It is all about an illustration done by Bangladeshi artist Waseka Nahar which shows a dark-skinned woman holding a face cream tube called 'Dark and Lovely'. It hits the establishment which believes fairness is an important parameter of being lovely, hard. To be lovely doesn't mean one has to be fair as well. Nahar's illustration posted on facebook was received 3.2k shares at the time of writing this article.
Nahar's illustration was inspired by a self-image clicked by Pakistani artist Zainab Anwar who resides in Canada. She posted the photo on Instagram and it was appreciated by several.
"Discrimination based on your skin colour is still prevalent. And fairness creams add fuel to the fire," NDTV quoted 25-year-old Waseka as saying. "Through my artwork I want to address colourism."
"Zainab's picture symbolises that there is a certain 'stigma'- for lack of a better word - surrounding dark skin. The picture boldly says that dark skin is as beautiful as its counterpart," the young artist further added.
"The social message behind this is specifically directed to the Indian subcontinent which is why I am in traditional attire," Zainab told NDTV.

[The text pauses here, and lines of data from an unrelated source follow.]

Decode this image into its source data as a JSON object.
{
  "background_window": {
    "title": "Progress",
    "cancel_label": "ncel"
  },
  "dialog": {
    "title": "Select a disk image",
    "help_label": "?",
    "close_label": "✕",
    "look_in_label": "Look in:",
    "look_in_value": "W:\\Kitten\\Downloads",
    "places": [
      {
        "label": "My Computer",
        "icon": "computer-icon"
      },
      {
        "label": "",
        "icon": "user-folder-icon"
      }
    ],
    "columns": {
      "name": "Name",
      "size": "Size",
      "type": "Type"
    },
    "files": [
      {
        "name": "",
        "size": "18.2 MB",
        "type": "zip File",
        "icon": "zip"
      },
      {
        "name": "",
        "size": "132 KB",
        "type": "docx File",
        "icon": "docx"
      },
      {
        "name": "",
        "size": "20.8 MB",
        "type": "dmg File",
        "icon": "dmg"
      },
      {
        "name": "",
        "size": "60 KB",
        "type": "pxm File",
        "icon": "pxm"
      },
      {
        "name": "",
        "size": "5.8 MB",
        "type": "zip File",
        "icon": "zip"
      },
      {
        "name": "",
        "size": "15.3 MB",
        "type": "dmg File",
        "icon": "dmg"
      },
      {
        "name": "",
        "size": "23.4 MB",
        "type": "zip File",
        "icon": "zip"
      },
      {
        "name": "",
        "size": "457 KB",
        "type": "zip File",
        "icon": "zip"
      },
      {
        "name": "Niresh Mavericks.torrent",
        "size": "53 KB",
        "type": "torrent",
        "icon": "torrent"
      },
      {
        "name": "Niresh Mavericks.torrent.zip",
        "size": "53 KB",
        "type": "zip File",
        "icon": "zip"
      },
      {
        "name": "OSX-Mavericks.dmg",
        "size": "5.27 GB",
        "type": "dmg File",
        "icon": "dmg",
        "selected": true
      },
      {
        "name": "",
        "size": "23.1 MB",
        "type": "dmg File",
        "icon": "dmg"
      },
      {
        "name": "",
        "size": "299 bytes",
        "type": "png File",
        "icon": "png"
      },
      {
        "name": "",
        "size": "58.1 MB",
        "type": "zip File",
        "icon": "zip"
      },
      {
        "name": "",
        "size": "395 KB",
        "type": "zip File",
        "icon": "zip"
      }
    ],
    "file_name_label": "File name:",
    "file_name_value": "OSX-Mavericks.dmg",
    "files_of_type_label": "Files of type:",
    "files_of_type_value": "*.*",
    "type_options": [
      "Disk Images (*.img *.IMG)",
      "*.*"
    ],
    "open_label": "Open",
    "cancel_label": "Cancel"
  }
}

The women with their origins in the subcontinent are happy that they have succeeded in igniting a discussion which they thought was long due.